On these pinboards, Pinterest’s active user base drives others to visit web sites with these products. Once considered a more female-centric website, Pinterest is now known for attracting a more general audience, driving money and products and sales to make it an outstanding marketing platform, if used correctly.
Businesses using Pinterest correctly are finding themselves in an advantageous position these days. For specialists like Pinterest Strategist Elreyna Jane Cale (www.byelreynajane.com), the platform has proven to be a vital tool both in presenting what her clients have to offer and making a solid case as to why the user should be interested in what’s being presented. Cale, a social media manager for various small businesses, trained herself in Pinterest via self-paced courses and purchased coaching sessions from other strategists and has since centered a good portion of her strategy model around the Pinterest platform.

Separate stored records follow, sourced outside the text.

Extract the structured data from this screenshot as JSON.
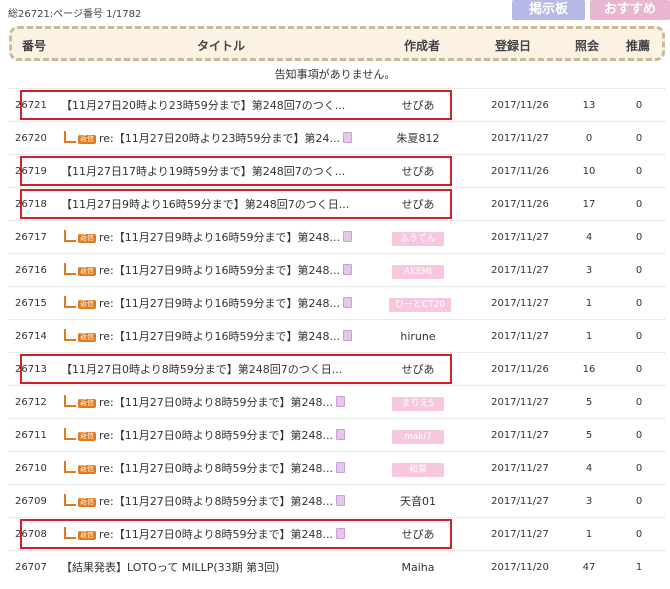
{
  "topbar": {
    "total_text": "総26721:ページ番号 1/1782",
    "bbs_button": "掲示板",
    "recommend_button": "おすすめ"
  },
  "columns": {
    "number": "番号",
    "title": "タイトル",
    "author": "作成者",
    "date": "登録日",
    "views": "照会",
    "recommend": "推薦"
  },
  "notice": "告知事項がありません。",
  "reply_badge": "返信",
  "rows": [
    {
      "number": "26721",
      "title": "【11月27日20時より23時59分まで】第248回7のつく...",
      "author": "せぴあ",
      "date": "2017/11/26",
      "views": "13",
      "rec": "0"
    },
    {
      "number": "26720",
      "title": "re:【11月27日20時より23時59分まで】第24...",
      "author": "朱夏812",
      "date": "2017/11/27",
      "views": "0",
      "rec": "0"
    },
    {
      "number": "26719",
      "title": "【11月27日17時より19時59分まで】第248回7のつく...",
      "author": "せぴあ",
      "date": "2017/11/26",
      "views": "10",
      "rec": "0"
    },
    {
      "number": "26718",
      "title": "【11月27日9時より16時59分まで】第248回7のつく日...",
      "author": "せぴあ",
      "date": "2017/11/26",
      "views": "17",
      "rec": "0"
    },
    {
      "number": "26717",
      "title": "re:【11月27日9時より16時59分まで】第248...",
      "author": "ふうてん",
      "date": "2017/11/27",
      "views": "4",
      "rec": "0"
    },
    {
      "number": "26716",
      "title": "re:【11月27日9時より16時59分まで】第248...",
      "author": "AKEMI",
      "date": "2017/11/27",
      "views": "3",
      "rec": "0"
    },
    {
      "number": "26715",
      "title": "re:【11月27日9時より16時59分まで】第248...",
      "author": "ひーとCT20",
      "date": "2017/11/27",
      "views": "1",
      "rec": "0"
    },
    {
      "number": "26714",
      "title": "re:【11月27日9時より16時59分まで】第248...",
      "author": "hirune",
      "date": "2017/11/27",
      "views": "1",
      "rec": "0"
    },
    {
      "number": "26713",
      "title": "【11月27日0時より8時59分まで】第248回7のつく日...",
      "author": "せぴあ",
      "date": "2017/11/26",
      "views": "16",
      "rec": "0"
    },
    {
      "number": "26712",
      "title": "re:【11月27日0時より8時59分まで】第248...",
      "author": "まりえ5",
      "date": "2017/11/27",
      "views": "5",
      "rec": "0"
    },
    {
      "number": "26711",
      "title": "re:【11月27日0時より8時59分まで】第248...",
      "author": "maki7",
      "date": "2017/11/27",
      "views": "5",
      "rec": "0"
    },
    {
      "number": "26710",
      "title": "re:【11月27日0時より8時59分まで】第248...",
      "author": "和草",
      "date": "2017/11/27",
      "views": "4",
      "rec": "0"
    },
    {
      "number": "26709",
      "title": "re:【11月27日0時より8時59分まで】第248...",
      "author": "天音01",
      "date": "2017/11/27",
      "views": "3",
      "rec": "0"
    },
    {
      "number": "26708",
      "title": "re:【11月27日0時より8時59分まで】第248...",
      "author": "せぴあ",
      "date": "2017/11/27",
      "views": "1",
      "rec": "0"
    },
    {
      "number": "26707",
      "title": "【結果発表】LOTOって MILLP(33期 第3回)",
      "author": "Maiha",
      "date": "2017/11/20",
      "views": "47",
      "rec": "1"
    }
  ]
}
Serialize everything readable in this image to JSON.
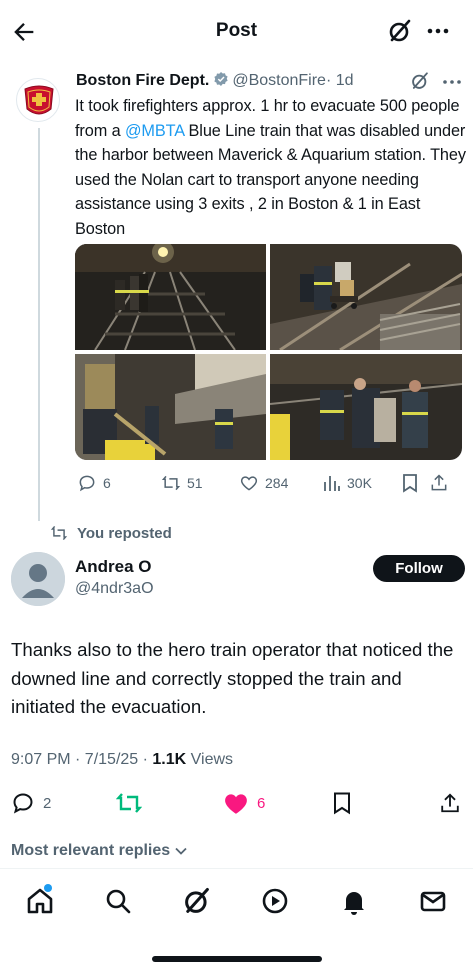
{
  "header": {
    "title": "Post",
    "back_icon": "arrow-left-icon",
    "grok_icon": "grok-icon",
    "more_icon": "more-horizontal-icon"
  },
  "quoted_post": {
    "author_name": "Boston Fire Dept.",
    "author_handle": "@BostonFire",
    "time": "· 1d",
    "avatar_badge_text": "BOSTON FIRE",
    "verified_icon": "verified-badge-icon",
    "text_before_mention": "It took firefighters approx. 1 hr to evacuate 500 people from a ",
    "mention": "@MBTA",
    "text_after_mention": " Blue Line train that was disabled under the harbor between Maverick & Aquarium station. They  used the Nolan cart to transport anyone needing assistance using 3 exits , 2 in Boston & 1 in East Boston",
    "media": [
      {
        "alt": "Firefighters walking along dark subway tunnel tracks"
      },
      {
        "alt": "Firefighters pushing Nolan cart on tracks"
      },
      {
        "alt": "Firefighters and passengers on platform stairs"
      },
      {
        "alt": "Firefighters assisting passenger on tracks"
      }
    ],
    "actions": {
      "replies": "6",
      "reposts": "51",
      "likes": "284",
      "views": "30K"
    }
  },
  "repost_label": "You reposted",
  "post": {
    "author_name": "Andrea O",
    "author_handle": "@4ndr3aO",
    "follow_label": "Follow",
    "text": "Thanks also to the hero train operator that noticed the downed line and correctly stopped the train and initiated the evacuation.",
    "time": "9:07 PM · 7/15/25 · ",
    "views_count": "1.1K",
    "views_label": " Views",
    "actions": {
      "replies": "2",
      "reposts": "",
      "likes": "6"
    }
  },
  "replies_sort": "Most relevant replies",
  "bottom_nav": [
    "home-icon",
    "search-icon",
    "grok-icon",
    "video-icon",
    "notifications-icon",
    "messages-icon"
  ],
  "colors": {
    "accent": "#1d9bf0",
    "repost_green": "#00ba7c",
    "like_pink": "#f91880",
    "text": "#0f1419",
    "muted": "#536471"
  }
}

“Pinterest is a search engine where people actually come into the platform ready to check out what you can offer,” Cale said. “However, the platform isn’t aggressive but is more about touching the emotion side of the audience and focusing more on user experience. Pinterest is more about planning and lifestyle, which appeals to the audience more.”
And perhaps this is the secret sauce that has boosted Pinterest as a platform and brought it a steady stream of success since it broke out in 2011, snagging accolades along the way. Pinterest found a way to be a nuanced catalog that users would want to visit, browse through, and click web links to products that complemented the lifestyles they were working to build.
For content creators and strategists like Cale, the platform also provided a growing toolset with features like automation and video that have come in handy. “There’s a long shelf life for your content and it runs on autopilot for free,” said Cale, who also noted that strategists still have to make a continuous effort to tweak their Pinterest strategy until they hit momentum.
Pinterest may not reflect the most overwhelming, high-end marketing campaign that money can buy for a business, but it can offer some of your audience what other kinds of marketing can’t: instead of it being your idea to find them, they use Pinterest to find you because it was their idea. This isn’t the equivalent of buying a Super Bowl ad spot, as much as finding a neat curio in someone’s house at their cocktail party and asking the host about it.
Marketing on Pinterest usually isn’t as simple as putting up a few images and waiting for the money to roll in, Cale said. “You have to put in the effort of tweaking your strategy over and over until you hit momentum,” she said. Experience as a searcher on Pinterest and being part of the digital community can help when trying to use it for marketing. Cale said she uses the site to search for resources to improve her skills.
Pinterest, if played well, represents a powerful weapon in a marketing arsenal, and could be worth looking into for your business. Sign up for free and start experimenting with your pinboard from there. Success with Pinterest might not happen overnight, but if it draws more and more people in to casually see what you have on offer, then the battle’s already won.